**Task instructions**
Go through the material and copy each line that includes "Farm".

**Data shown**
--

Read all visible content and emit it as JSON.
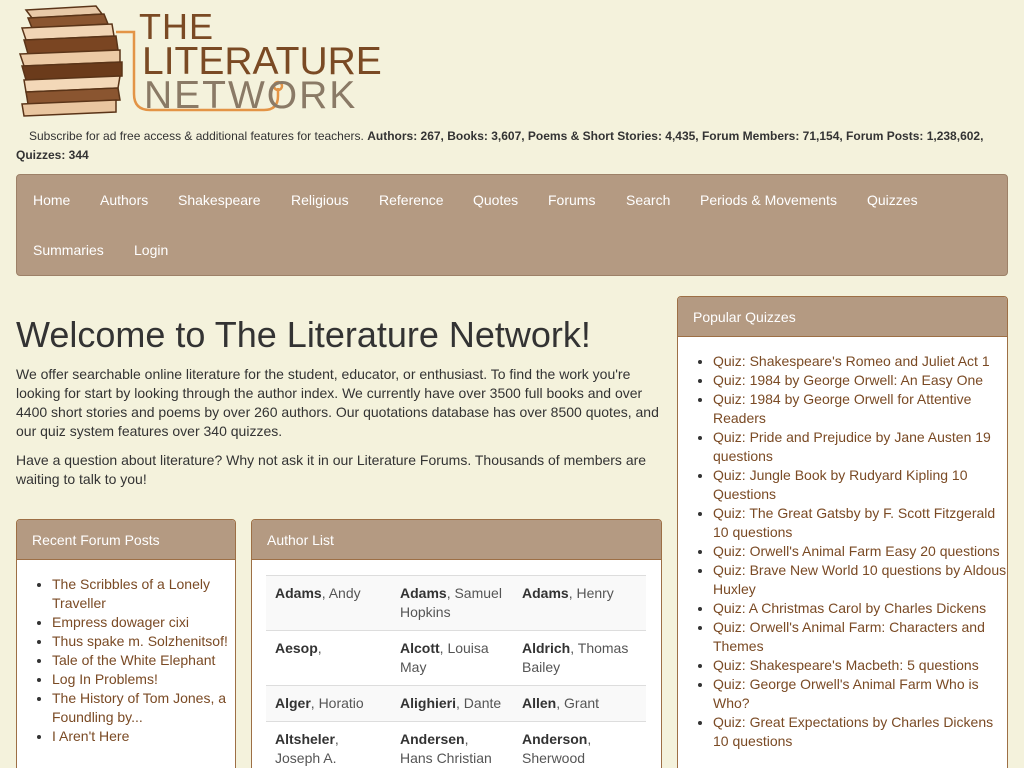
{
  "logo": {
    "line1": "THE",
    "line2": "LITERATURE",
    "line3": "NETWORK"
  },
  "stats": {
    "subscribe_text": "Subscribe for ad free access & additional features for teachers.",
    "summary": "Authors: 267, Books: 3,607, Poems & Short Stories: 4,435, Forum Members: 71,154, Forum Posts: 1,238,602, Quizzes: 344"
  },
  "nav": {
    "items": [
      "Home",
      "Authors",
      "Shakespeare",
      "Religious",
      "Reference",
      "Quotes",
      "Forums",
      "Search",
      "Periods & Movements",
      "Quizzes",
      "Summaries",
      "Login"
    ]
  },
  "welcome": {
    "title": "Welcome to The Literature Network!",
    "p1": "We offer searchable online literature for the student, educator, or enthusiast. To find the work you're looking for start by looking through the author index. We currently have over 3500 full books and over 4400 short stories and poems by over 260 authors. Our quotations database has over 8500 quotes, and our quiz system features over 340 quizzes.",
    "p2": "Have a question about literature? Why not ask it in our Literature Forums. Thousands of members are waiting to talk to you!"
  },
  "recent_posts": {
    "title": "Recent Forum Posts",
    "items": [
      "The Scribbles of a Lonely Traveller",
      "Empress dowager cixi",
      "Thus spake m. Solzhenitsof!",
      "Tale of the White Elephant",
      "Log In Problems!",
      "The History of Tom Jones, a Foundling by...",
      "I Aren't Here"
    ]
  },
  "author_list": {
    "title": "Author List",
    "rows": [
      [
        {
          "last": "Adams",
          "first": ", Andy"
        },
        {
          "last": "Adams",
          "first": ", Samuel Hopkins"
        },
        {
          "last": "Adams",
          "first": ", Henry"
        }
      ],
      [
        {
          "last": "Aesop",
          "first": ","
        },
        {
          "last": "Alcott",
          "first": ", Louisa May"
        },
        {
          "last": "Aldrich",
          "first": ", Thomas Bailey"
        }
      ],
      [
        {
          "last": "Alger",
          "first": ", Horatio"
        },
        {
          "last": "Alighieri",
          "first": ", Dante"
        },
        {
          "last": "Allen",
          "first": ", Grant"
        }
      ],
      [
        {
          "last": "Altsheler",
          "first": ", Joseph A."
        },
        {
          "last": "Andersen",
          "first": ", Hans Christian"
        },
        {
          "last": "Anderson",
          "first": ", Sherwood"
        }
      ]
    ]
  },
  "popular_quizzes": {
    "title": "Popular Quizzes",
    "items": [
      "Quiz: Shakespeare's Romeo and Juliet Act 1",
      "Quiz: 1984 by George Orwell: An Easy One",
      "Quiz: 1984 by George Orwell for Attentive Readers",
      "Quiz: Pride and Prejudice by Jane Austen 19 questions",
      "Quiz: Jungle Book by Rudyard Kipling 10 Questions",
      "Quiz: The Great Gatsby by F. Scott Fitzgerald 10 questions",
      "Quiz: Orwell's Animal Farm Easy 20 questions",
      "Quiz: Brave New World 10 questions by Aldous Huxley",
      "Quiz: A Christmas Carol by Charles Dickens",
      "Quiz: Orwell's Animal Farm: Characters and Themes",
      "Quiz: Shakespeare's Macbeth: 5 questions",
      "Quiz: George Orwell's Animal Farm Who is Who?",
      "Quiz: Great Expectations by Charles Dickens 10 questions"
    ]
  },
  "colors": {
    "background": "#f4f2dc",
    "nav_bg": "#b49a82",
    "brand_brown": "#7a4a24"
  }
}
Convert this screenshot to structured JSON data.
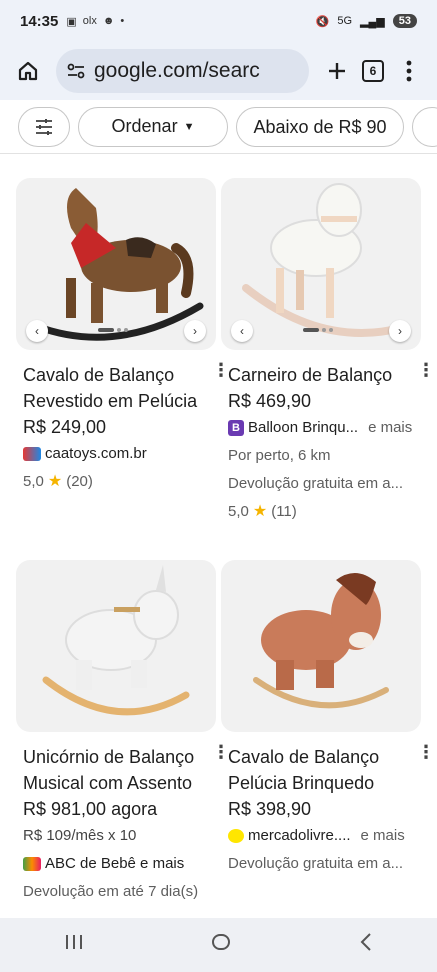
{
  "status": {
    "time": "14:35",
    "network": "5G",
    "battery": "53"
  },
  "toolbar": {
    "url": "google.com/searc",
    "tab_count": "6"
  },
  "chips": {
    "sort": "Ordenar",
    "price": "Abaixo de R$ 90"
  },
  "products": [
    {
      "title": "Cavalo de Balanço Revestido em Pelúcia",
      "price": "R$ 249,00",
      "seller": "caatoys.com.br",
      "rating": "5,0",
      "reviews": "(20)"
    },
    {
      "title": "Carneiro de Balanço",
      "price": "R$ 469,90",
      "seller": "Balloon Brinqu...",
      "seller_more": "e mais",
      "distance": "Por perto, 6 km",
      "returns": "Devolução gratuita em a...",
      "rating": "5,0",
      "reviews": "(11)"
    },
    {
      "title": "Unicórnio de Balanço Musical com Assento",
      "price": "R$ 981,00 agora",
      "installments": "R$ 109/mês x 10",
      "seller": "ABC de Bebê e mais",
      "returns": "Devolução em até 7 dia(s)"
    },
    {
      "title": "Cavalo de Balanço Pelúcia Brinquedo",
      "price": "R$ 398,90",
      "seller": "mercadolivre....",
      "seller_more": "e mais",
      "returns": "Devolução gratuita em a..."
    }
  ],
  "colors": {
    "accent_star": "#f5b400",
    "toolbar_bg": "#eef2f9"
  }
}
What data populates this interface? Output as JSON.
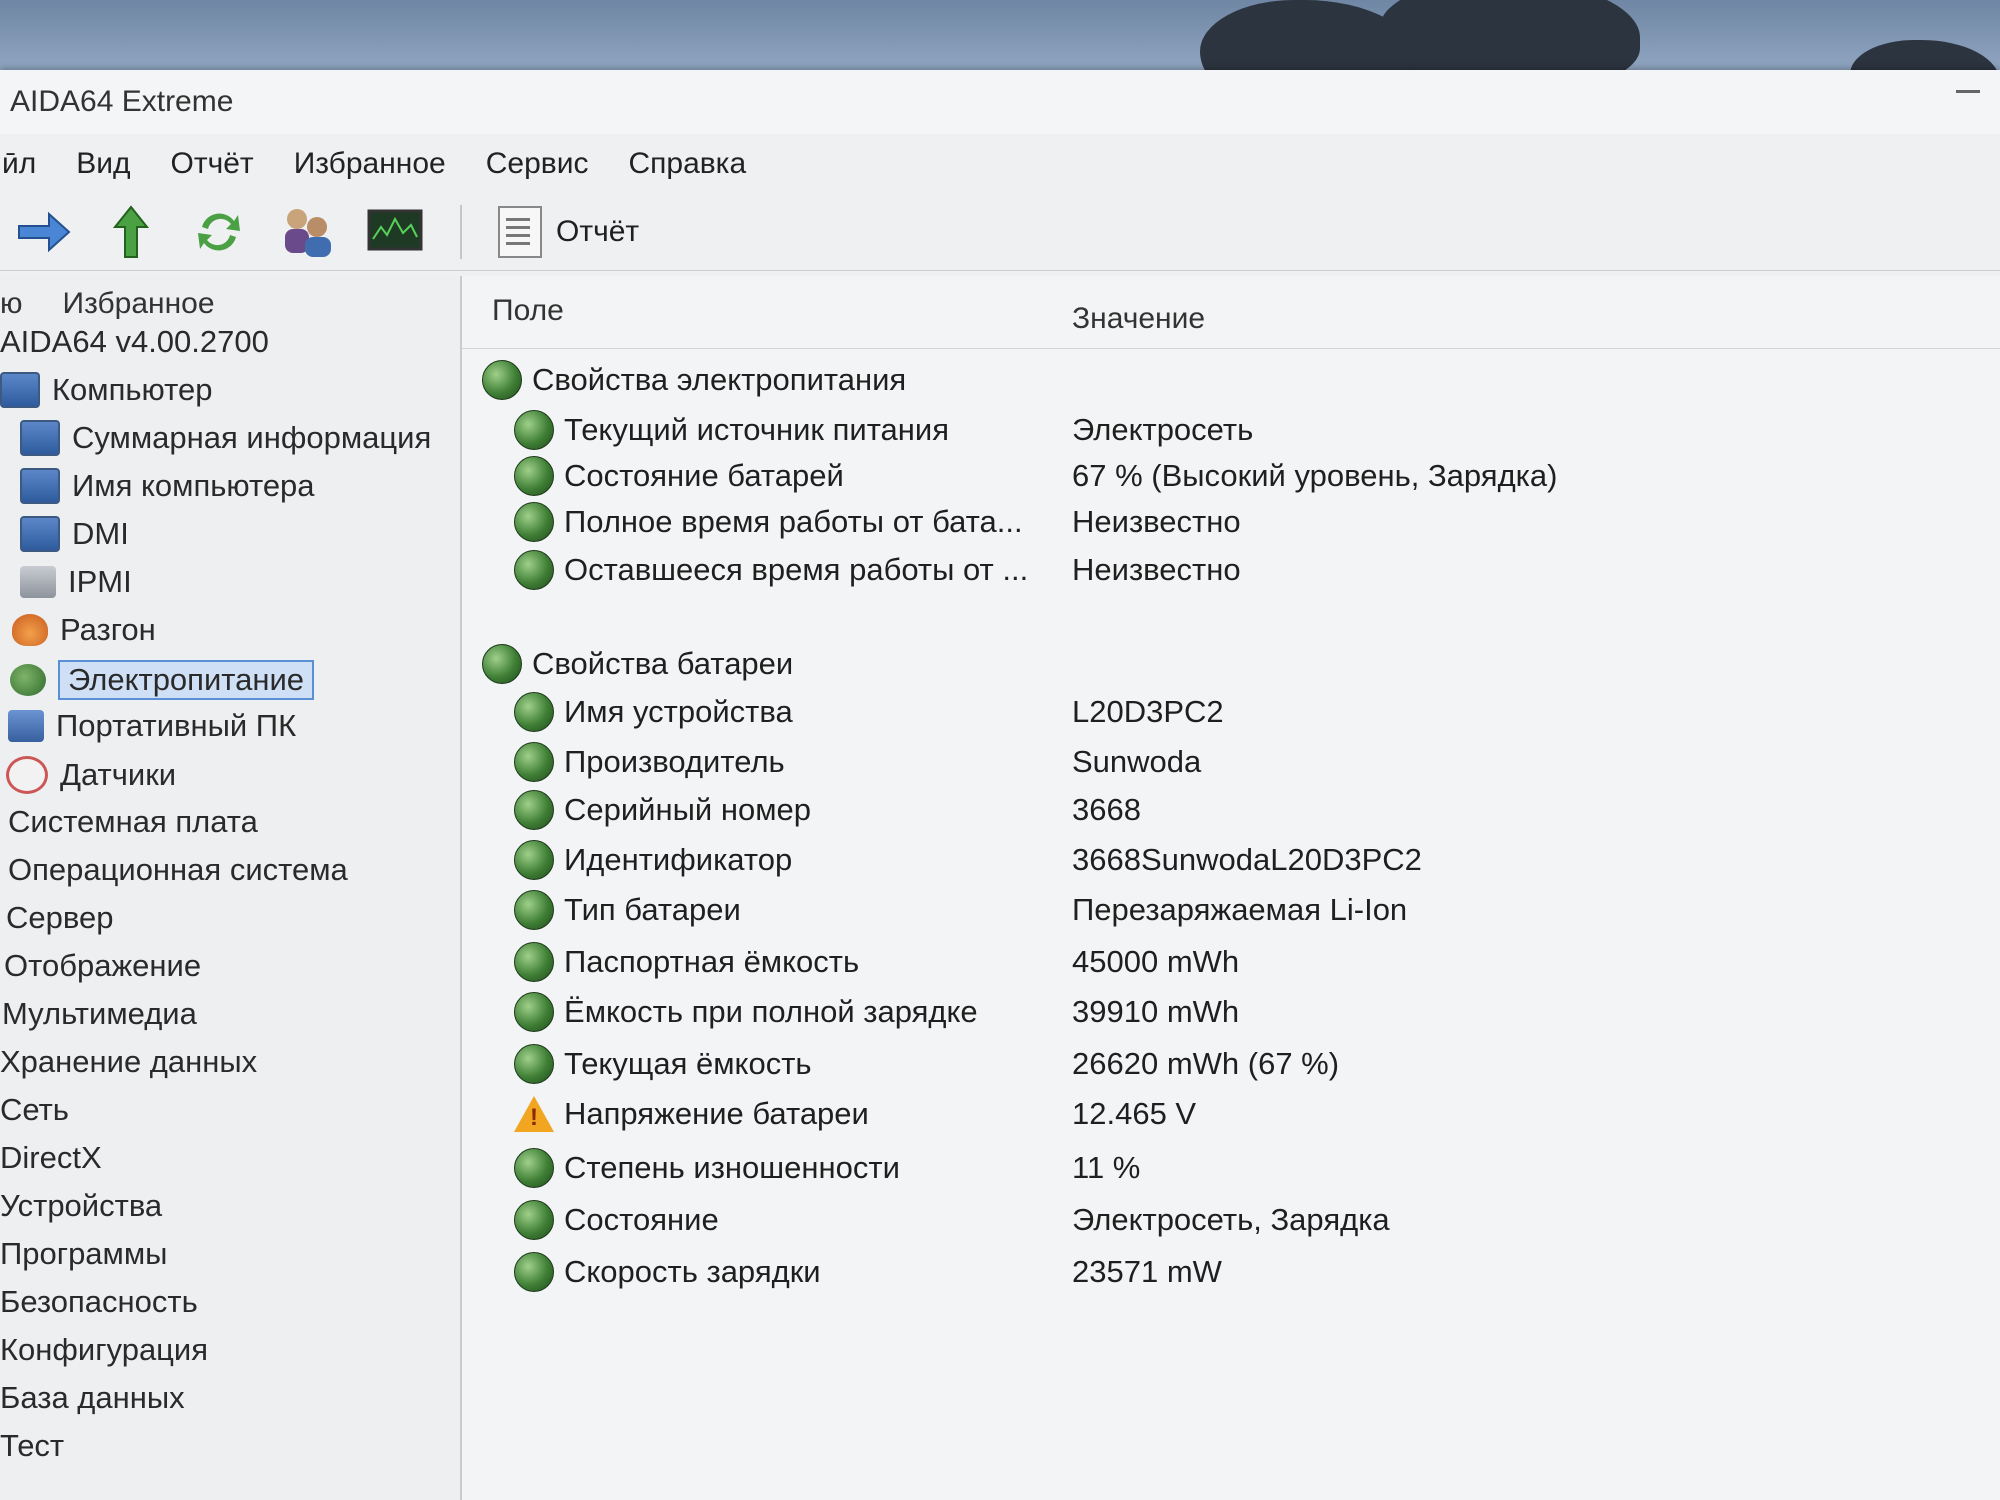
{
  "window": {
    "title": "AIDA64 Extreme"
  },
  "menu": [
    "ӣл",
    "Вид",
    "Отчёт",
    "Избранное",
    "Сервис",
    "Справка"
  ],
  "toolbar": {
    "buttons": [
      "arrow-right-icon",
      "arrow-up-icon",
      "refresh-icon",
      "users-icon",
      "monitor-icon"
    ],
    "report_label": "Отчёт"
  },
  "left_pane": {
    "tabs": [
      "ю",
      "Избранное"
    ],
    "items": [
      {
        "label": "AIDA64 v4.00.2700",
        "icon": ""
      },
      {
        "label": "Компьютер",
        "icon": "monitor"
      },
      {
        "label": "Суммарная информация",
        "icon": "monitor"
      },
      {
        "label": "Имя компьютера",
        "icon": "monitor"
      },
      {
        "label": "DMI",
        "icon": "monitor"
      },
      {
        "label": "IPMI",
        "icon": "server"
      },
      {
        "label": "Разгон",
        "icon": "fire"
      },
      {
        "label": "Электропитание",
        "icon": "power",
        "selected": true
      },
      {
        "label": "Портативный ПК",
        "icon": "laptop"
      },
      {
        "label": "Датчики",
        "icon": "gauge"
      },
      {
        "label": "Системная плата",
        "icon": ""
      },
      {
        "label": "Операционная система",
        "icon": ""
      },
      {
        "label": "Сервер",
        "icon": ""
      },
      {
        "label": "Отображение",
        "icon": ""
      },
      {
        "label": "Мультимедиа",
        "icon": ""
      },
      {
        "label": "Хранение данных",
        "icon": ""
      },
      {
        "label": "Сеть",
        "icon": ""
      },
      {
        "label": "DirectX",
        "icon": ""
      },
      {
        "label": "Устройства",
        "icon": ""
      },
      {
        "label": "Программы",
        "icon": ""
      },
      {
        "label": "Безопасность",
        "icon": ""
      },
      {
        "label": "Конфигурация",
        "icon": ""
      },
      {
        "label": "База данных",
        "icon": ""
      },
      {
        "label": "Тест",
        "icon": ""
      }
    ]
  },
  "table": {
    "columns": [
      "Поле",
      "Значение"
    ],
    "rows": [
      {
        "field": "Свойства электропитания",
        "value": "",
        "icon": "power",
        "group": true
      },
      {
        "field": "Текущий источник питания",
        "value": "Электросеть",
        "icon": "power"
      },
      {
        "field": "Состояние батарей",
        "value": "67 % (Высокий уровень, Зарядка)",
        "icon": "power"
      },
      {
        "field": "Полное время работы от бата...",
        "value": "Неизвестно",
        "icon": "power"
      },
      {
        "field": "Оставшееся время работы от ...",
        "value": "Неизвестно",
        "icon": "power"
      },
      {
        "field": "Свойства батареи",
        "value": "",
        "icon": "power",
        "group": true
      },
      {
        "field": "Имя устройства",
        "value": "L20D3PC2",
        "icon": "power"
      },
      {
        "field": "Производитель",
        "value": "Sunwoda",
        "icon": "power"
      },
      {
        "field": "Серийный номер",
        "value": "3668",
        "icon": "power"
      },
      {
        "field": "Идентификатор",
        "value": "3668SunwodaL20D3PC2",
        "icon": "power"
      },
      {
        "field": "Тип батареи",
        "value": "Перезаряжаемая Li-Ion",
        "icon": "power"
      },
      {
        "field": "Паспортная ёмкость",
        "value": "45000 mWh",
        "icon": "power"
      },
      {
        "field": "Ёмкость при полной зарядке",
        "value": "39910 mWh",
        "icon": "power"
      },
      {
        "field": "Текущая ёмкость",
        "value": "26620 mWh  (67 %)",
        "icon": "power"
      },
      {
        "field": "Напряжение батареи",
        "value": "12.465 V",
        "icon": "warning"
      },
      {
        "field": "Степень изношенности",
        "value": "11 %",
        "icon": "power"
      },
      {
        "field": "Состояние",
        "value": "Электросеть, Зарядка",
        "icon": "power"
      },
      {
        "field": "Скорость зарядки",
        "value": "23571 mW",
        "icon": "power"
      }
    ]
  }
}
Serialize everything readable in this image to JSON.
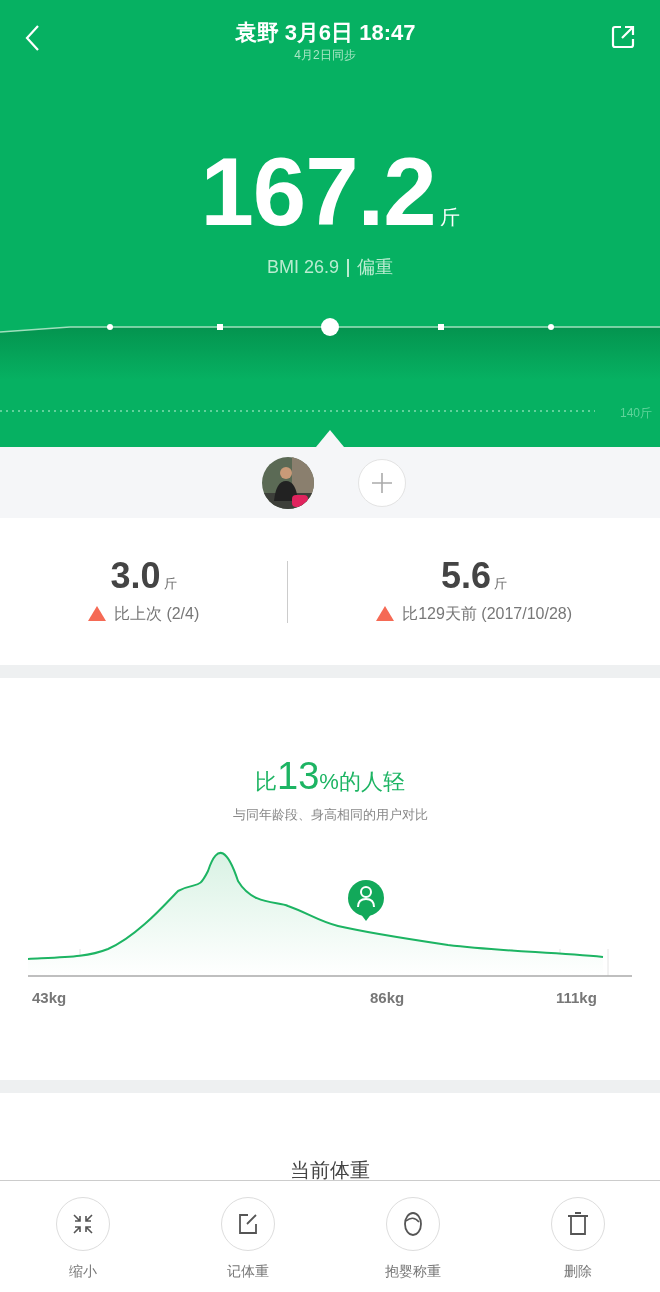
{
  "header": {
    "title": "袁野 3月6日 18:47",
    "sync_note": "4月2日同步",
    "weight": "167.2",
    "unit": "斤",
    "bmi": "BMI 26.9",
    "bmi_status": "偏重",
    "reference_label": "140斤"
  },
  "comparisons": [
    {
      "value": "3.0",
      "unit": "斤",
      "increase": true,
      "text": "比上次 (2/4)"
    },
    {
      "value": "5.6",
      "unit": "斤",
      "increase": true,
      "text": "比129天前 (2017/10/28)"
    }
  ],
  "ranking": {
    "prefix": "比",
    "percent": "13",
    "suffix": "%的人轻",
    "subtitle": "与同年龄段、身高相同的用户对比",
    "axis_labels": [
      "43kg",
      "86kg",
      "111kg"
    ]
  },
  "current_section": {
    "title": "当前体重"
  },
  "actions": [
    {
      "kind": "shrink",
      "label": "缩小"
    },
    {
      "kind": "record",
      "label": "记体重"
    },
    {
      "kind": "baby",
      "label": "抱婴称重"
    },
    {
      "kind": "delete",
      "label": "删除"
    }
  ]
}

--

**Result of this task**
      "Quiz: Orwell's Animal Farm Easy 20 questions",
      "Quiz: Orwell's Animal Farm: Characters and Themes",
      "Quiz: George Orwell's Animal Farm Who is Who?",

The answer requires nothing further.